• **TASK OBJECTIVE**:
From the entries below, count every line that contains the word "icon". Please give the number and nothing else.

★ ★ ★

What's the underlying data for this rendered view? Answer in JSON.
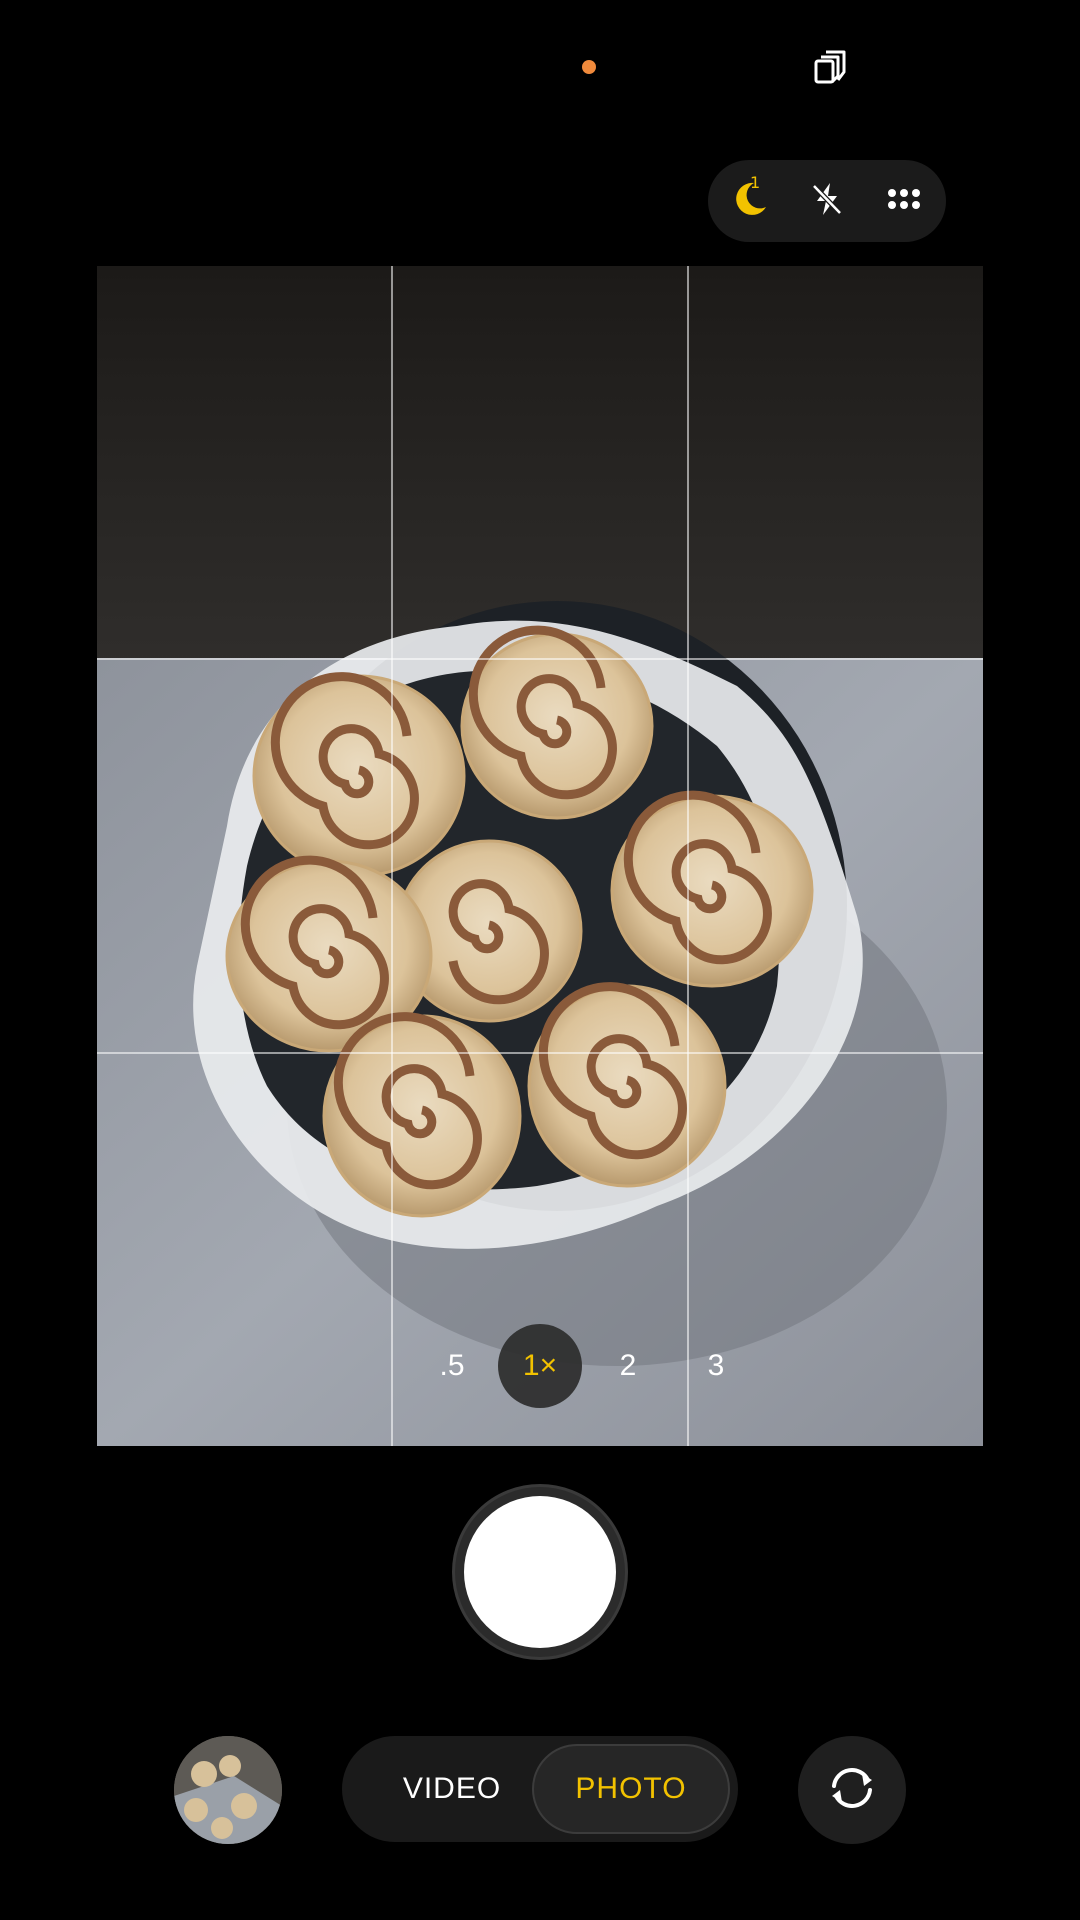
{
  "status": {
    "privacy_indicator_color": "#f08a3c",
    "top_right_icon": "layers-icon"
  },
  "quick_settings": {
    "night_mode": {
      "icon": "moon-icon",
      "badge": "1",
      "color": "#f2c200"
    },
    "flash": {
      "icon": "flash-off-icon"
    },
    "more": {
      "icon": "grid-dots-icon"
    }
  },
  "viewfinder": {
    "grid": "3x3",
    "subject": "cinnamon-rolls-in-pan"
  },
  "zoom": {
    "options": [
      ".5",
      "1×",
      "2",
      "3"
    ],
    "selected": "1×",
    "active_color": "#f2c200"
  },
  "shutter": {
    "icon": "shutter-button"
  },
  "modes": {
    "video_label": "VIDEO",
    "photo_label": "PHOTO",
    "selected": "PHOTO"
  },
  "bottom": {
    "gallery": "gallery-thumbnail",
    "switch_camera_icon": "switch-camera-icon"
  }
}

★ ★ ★

• **SOLUTION FOR THIS TASK**:
6